Regardless of the bedding material you use in your free-stalls or tie-stalls, "the goal is to keep bacteria counts as low as possible," says Russ Bey, professor at the University of Minnesota, College of Veterinary Medicine. Bey suggests keeping bacteria levels in bedding below 1 million colony-forming units per cubic centimeter where bedding contacts the udder.

Use the following suggestions to help you accomplish this goal:

1. Keep the stall as dry as possible to limit bacterial growth.

2. If you use an organic bedding material, such as straw or wood shavings, clean off the back one-third of the stall and add 1 to 2 pounds of fresh bedding daily.

3. If you bed stalls with an organic bedding material, clean out the stall completely each week and re-bed with fresh bedding. The frequency of cleaning may vary, however, depending on the weather and the moisture level in the air.

4. Don't "till up" sand bedding. Instead, smooth the surface and add fresh sand to the top.

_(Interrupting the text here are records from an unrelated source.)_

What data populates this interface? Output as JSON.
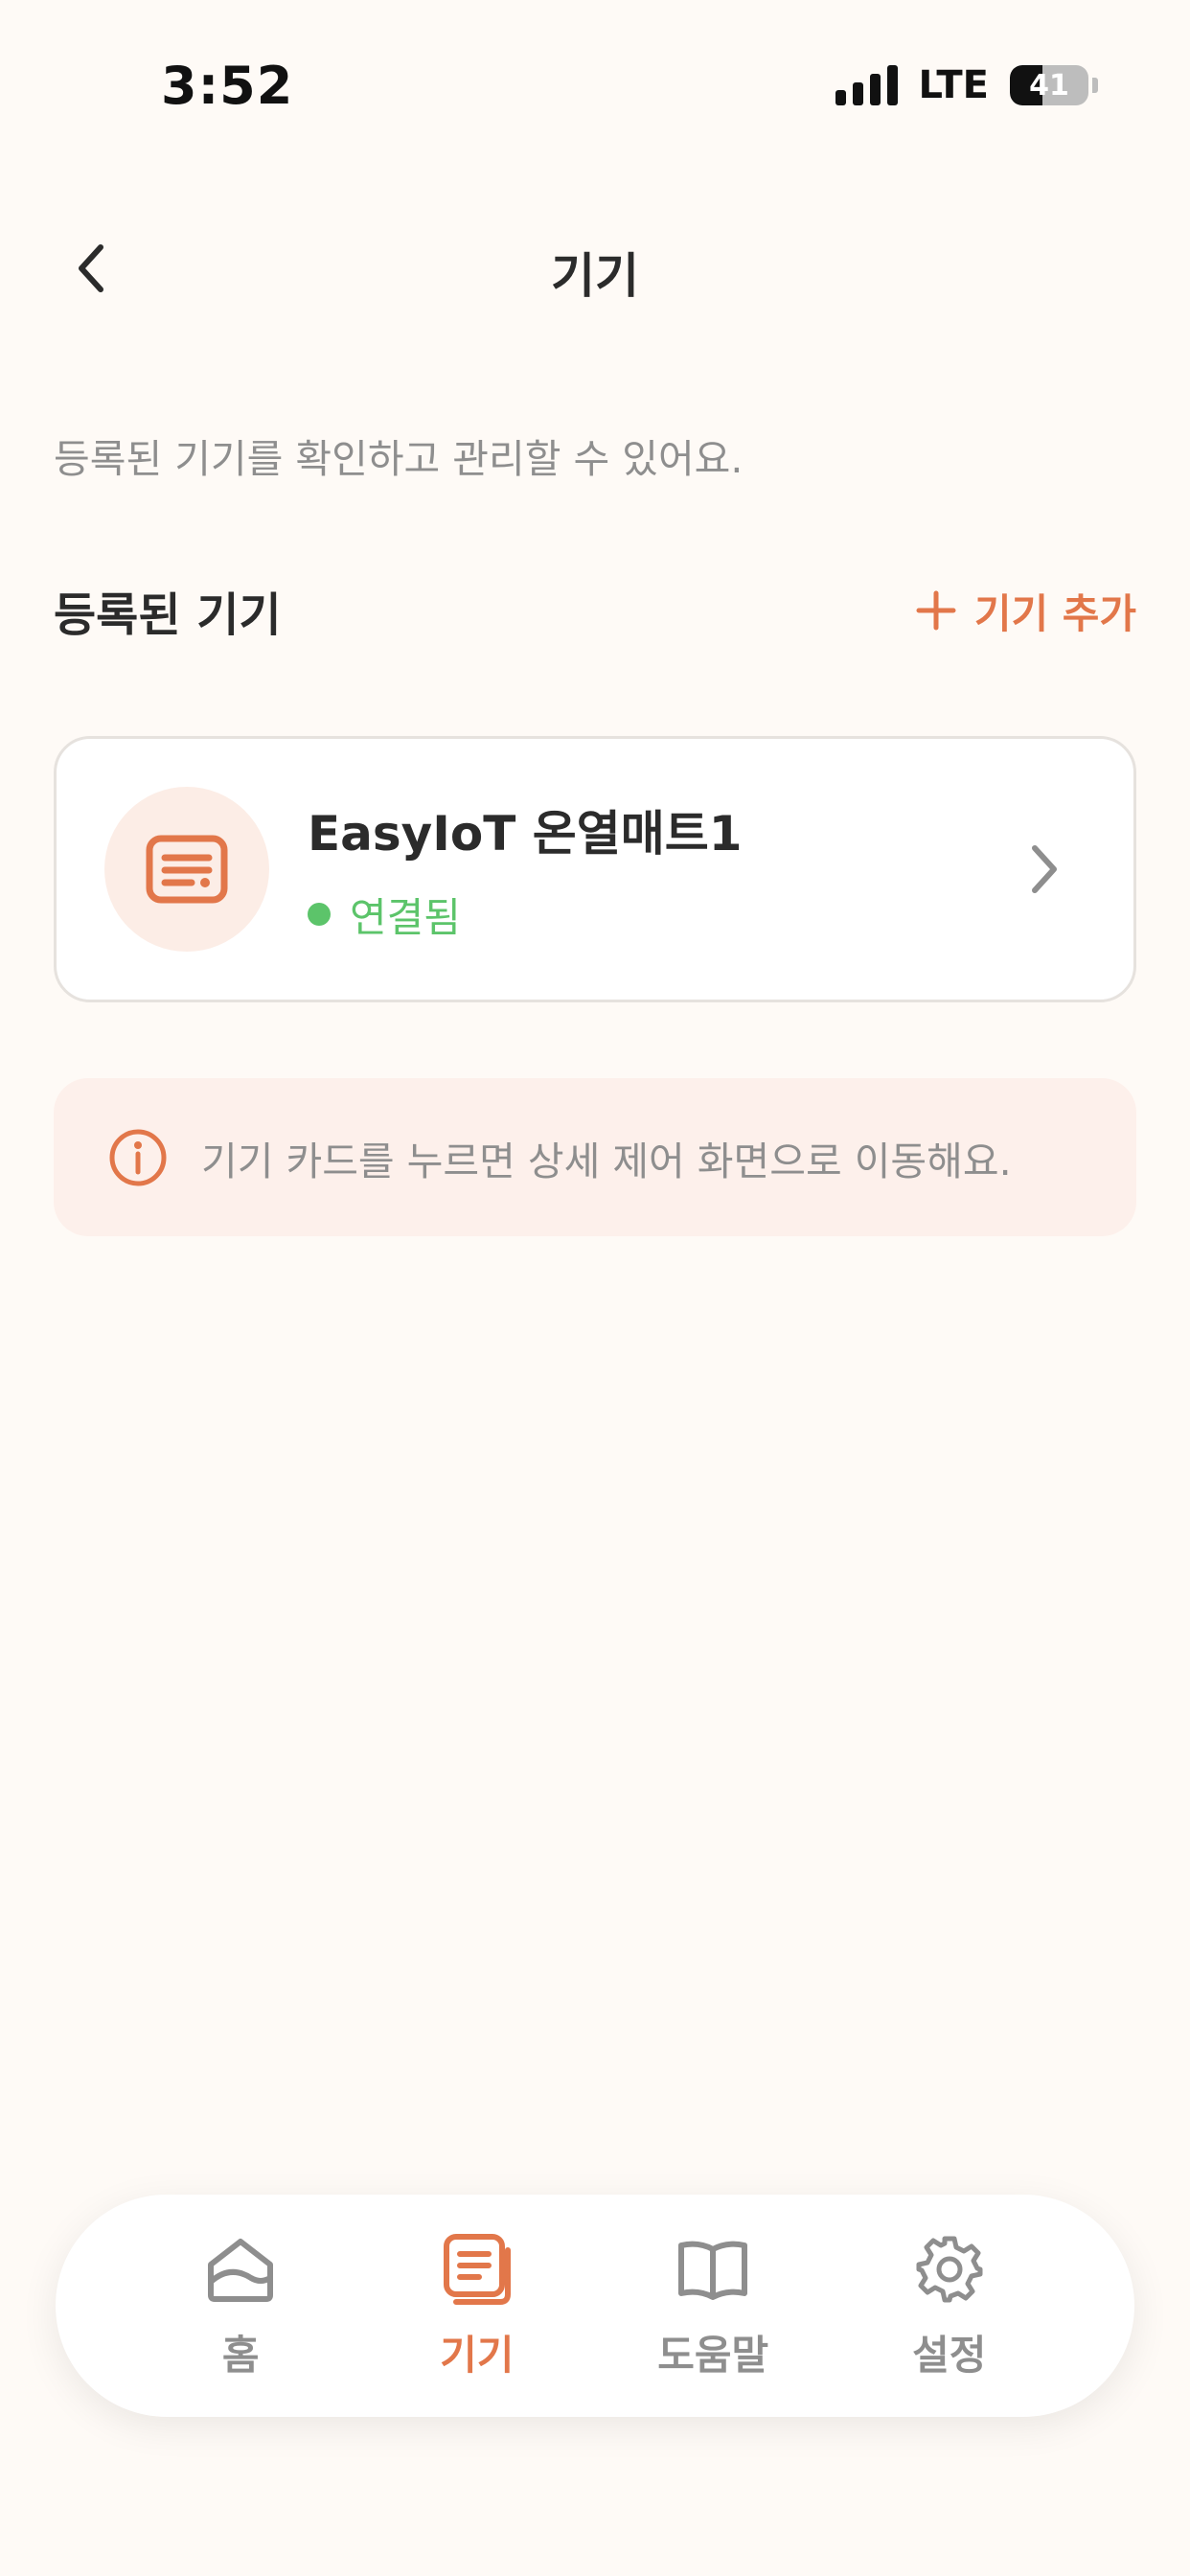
{
  "status_bar": {
    "time": "3:52",
    "network": "LTE",
    "battery": "41",
    "battery_level": 0.41
  },
  "nav": {
    "title": "기기"
  },
  "description": "등록된 기기를 확인하고 관리할 수 있어요.",
  "section": {
    "title": "등록된 기기",
    "add_label": "기기 추가"
  },
  "devices": [
    {
      "name": "EasyIoT 온열매트1",
      "status": "연결됨",
      "status_color": "#5CC46A",
      "icon": "heating-mat-icon"
    }
  ],
  "info": {
    "text": "기기 카드를 누르면 상세 제어 화면으로 이동해요."
  },
  "tabs": [
    {
      "label": "홈",
      "icon": "home-icon",
      "active": false
    },
    {
      "label": "기기",
      "icon": "device-icon",
      "active": true
    },
    {
      "label": "도움말",
      "icon": "book-icon",
      "active": false
    },
    {
      "label": "설정",
      "icon": "gear-icon",
      "active": false
    }
  ],
  "colors": {
    "accent": "#E2774A",
    "background": "#FEFAF6",
    "muted": "#8E8E8E",
    "connected": "#5CC46A"
  }
}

Maintain a level resting surface just above the height of the curb.

5. In sand-bedded stalls, remove sand when it becomes heavily soiled with manure, urine or milk.

6. Keep as much manure out of the stall as possible.